Comparisons of the human genome to the genomes of Neandertals and apes can help identify features that set modern humans apart from other hominin species. In particular, the Neandertal genome sequence can now be used to catalog changes that have become "fixed" (are invariant within a population or species) in modern humans during the last few hundred thousand years and should be helpful for identifying genes affected by positive selection since humans diverged from Neandertals.
To help make informative comparisons, Green et al. sequenced the genomes of 5 present-day individuals from different parts of the world: southern Africa, West Africa, Papua New Guinea, China, and western Europe (see map). They then compared the genomes of these individuals with the genomes of the Neandertal and the chimpanzee, and looked both for specific regions shared by present-day humans but lacking in Neandertals and regions showing high frequencies of more recently evolved (derived) sequences. These regions signal the presence of mutations that occurred and swept to either high frequency or fixation after humans and Neandertal diverged, and that may have contributed to modern human-specific traits.

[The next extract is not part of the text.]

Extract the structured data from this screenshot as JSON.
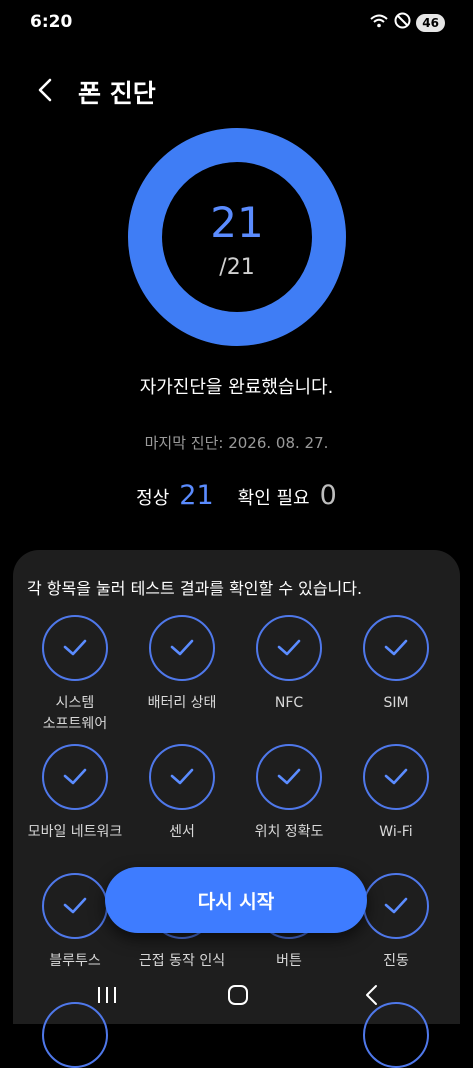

Using this comparative approach, Green et al. came up with a list of 20 candidate regions that may have been affected by positive selection in ancestral modern humans. Five of these regions contain no protein-coding genes and may thus include structural or regulatory elements. Among the remaining 15 regions, the team identified genes involved in metabolism and cognitive and cranial development, which suggests that aspects of these processes may have been functionally important for the evolution of modern humans.

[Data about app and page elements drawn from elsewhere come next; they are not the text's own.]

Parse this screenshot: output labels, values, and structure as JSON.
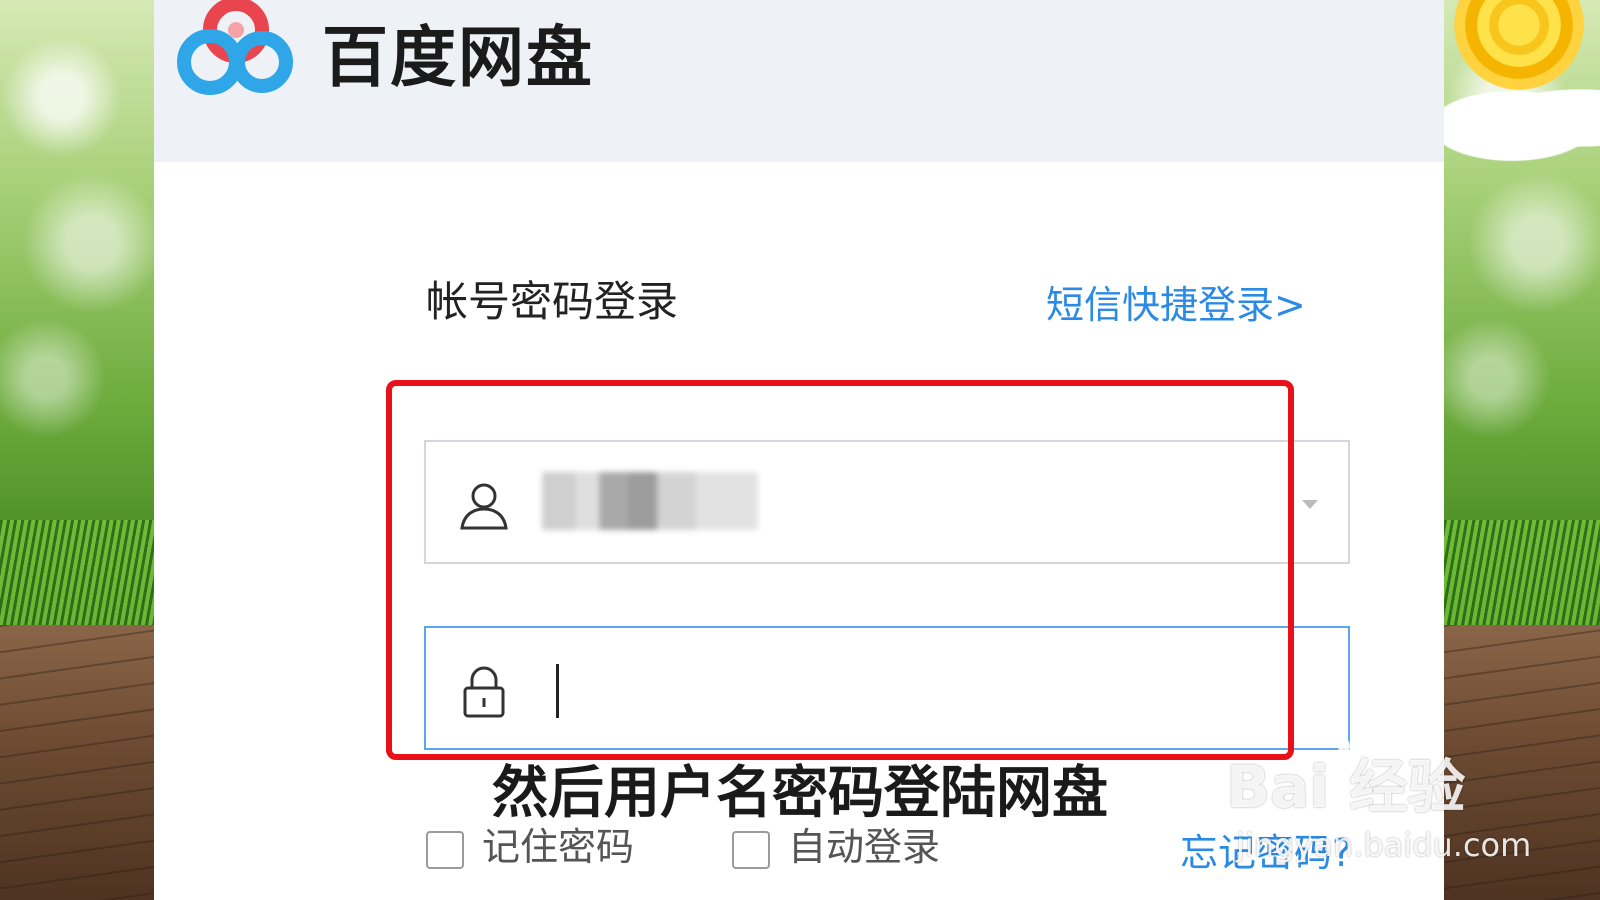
{
  "app": {
    "name": "百度网盘"
  },
  "login": {
    "title": "帐号密码登录",
    "sms_link": "短信快捷登录>",
    "username_field": {
      "value_redacted": true
    },
    "password_field": {
      "value": ""
    },
    "remember_label": "记住密码",
    "autologin_label": "自动登录",
    "forgot_link": "忘记密码?"
  },
  "annotation": {
    "subtitle": "然后用户名密码登陆网盘",
    "highlight_color": "#e8111a"
  },
  "watermark": {
    "brand": "Bai 经验",
    "url": "jingyan.baidu.com"
  },
  "colors": {
    "link": "#2b8ae6",
    "titlebar": "#eef1f6",
    "focus_border": "#5aa8ea"
  },
  "icons": [
    "baidu-netdisk-logo-icon",
    "user-icon",
    "lock-icon",
    "chevron-down-icon",
    "paw-icon"
  ]
}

For more on Neandertal-modern human comparisons see the News story by A. Gibbons.